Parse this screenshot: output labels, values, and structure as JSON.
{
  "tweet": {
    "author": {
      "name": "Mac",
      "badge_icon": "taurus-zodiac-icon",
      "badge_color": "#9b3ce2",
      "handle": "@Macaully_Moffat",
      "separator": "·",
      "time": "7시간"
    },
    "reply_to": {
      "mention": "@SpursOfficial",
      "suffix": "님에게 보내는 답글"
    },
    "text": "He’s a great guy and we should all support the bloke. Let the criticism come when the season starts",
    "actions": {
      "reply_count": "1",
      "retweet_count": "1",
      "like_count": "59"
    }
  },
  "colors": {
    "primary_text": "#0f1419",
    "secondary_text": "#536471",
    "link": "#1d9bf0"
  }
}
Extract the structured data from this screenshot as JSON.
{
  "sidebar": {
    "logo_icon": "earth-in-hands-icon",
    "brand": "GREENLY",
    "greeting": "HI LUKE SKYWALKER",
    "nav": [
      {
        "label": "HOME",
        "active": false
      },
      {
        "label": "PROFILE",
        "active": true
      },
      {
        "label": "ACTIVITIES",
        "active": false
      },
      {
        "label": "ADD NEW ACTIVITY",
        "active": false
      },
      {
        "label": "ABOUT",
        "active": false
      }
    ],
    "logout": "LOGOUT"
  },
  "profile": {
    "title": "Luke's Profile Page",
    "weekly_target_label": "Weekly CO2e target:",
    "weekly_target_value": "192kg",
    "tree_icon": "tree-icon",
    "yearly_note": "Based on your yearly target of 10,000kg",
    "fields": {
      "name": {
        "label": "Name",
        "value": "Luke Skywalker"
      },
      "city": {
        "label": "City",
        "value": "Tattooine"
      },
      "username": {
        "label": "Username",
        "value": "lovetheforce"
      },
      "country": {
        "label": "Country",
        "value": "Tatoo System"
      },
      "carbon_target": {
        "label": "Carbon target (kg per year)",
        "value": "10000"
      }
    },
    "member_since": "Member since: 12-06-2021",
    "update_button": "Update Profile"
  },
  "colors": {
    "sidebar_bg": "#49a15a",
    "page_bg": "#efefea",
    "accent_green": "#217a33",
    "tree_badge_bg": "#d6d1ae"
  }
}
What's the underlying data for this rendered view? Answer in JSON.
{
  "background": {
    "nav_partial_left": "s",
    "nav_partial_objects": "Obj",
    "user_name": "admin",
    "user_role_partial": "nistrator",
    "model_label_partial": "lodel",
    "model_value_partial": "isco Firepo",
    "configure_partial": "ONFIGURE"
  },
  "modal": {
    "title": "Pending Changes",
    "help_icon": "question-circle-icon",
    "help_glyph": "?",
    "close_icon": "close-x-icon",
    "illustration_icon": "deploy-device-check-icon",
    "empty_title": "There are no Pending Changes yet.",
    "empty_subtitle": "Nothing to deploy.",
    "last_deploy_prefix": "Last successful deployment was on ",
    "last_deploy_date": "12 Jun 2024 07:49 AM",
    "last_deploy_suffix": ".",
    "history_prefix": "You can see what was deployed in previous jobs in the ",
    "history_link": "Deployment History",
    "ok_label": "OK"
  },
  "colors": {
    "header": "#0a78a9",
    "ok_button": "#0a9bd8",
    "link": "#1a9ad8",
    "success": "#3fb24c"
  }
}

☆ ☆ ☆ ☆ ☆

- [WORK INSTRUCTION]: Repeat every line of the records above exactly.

- [SOLUTION BELOW]:
Parse this screenshot: output labels, values, and structure as JSON.
{
  "tweet": {
    "author": {
      "name": "Mac",
      "badge_icon": "taurus-zodiac-icon",
      "badge_color": "#9b3ce2",
      "handle": "@Macaully_Moffat",
      "separator": "·",
      "time": "7시간"
    },
    "reply_to": {
      "mention": "@SpursOfficial",
      "suffix": "님에게 보내는 답글"
    },
    "text": "He’s a great guy and we should all support the bloke. Let the criticism come when the season starts",
    "actions": {
      "reply_count": "1",
      "retweet_count": "1",
      "like_count": "59"
    }
  },
  "colors": {
    "primary_text": "#0f1419",
    "secondary_text": "#536471",
    "link": "#1d9bf0"
  }
}
Extract the structured data from this screenshot as JSON.
{
  "sidebar": {
    "logo_icon": "earth-in-hands-icon",
    "brand": "GREENLY",
    "greeting": "HI LUKE SKYWALKER",
    "nav": [
      {
        "label": "HOME",
        "active": false
      },
      {
        "label": "PROFILE",
        "active": true
      },
      {
        "label": "ACTIVITIES",
        "active": false
      },
      {
        "label": "ADD NEW ACTIVITY",
        "active": false
      },
      {
        "label": "ABOUT",
        "active": false
      }
    ],
    "logout": "LOGOUT"
  },
  "profile": {
    "title": "Luke's Profile Page",
    "weekly_target_label": "Weekly CO2e target:",
    "weekly_target_value": "192kg",
    "tree_icon": "tree-icon",
    "yearly_note": "Based on your yearly target of 10,000kg",
    "fields": {
      "name": {
        "label": "Name",
        "value": "Luke Skywalker"
      },
      "city": {
        "label": "City",
        "value": "Tattooine"
      },
      "username": {
        "label": "Username",
        "value": "lovetheforce"
      },
      "country": {
        "label": "Country",
        "value": "Tatoo System"
      },
      "carbon_target": {
        "label": "Carbon target (kg per year)",
        "value": "10000"
      }
    },
    "member_since": "Member since: 12-06-2021",
    "update_button": "Update Profile"
  },
  "colors": {
    "sidebar_bg": "#49a15a",
    "page_bg": "#efefea",
    "accent_green": "#217a33",
    "tree_badge_bg": "#d6d1ae"
  }
}
What's the underlying data for this rendered view? Answer in JSON.
{
  "background": {
    "nav_partial_left": "s",
    "nav_partial_objects": "Obj",
    "user_name": "admin",
    "user_role_partial": "nistrator",
    "model_label_partial": "lodel",
    "model_value_partial": "isco Firepo",
    "configure_partial": "ONFIGURE"
  },
  "modal": {
    "title": "Pending Changes",
    "help_icon": "question-circle-icon",
    "help_glyph": "?",
    "close_icon": "close-x-icon",
    "illustration_icon": "deploy-device-check-icon",
    "empty_title": "There are no Pending Changes yet.",
    "empty_subtitle": "Nothing to deploy.",
    "last_deploy_prefix": "Last successful deployment was on ",
    "last_deploy_date": "12 Jun 2024 07:49 AM",
    "last_deploy_suffix": ".",
    "history_prefix": "You can see what was deployed in previous jobs in the ",
    "history_link": "Deployment History",
    "ok_label": "OK"
  },
  "colors": {
    "header": "#0a78a9",
    "ok_button": "#0a9bd8",
    "link": "#1a9ad8",
    "success": "#3fb24c"
  }
}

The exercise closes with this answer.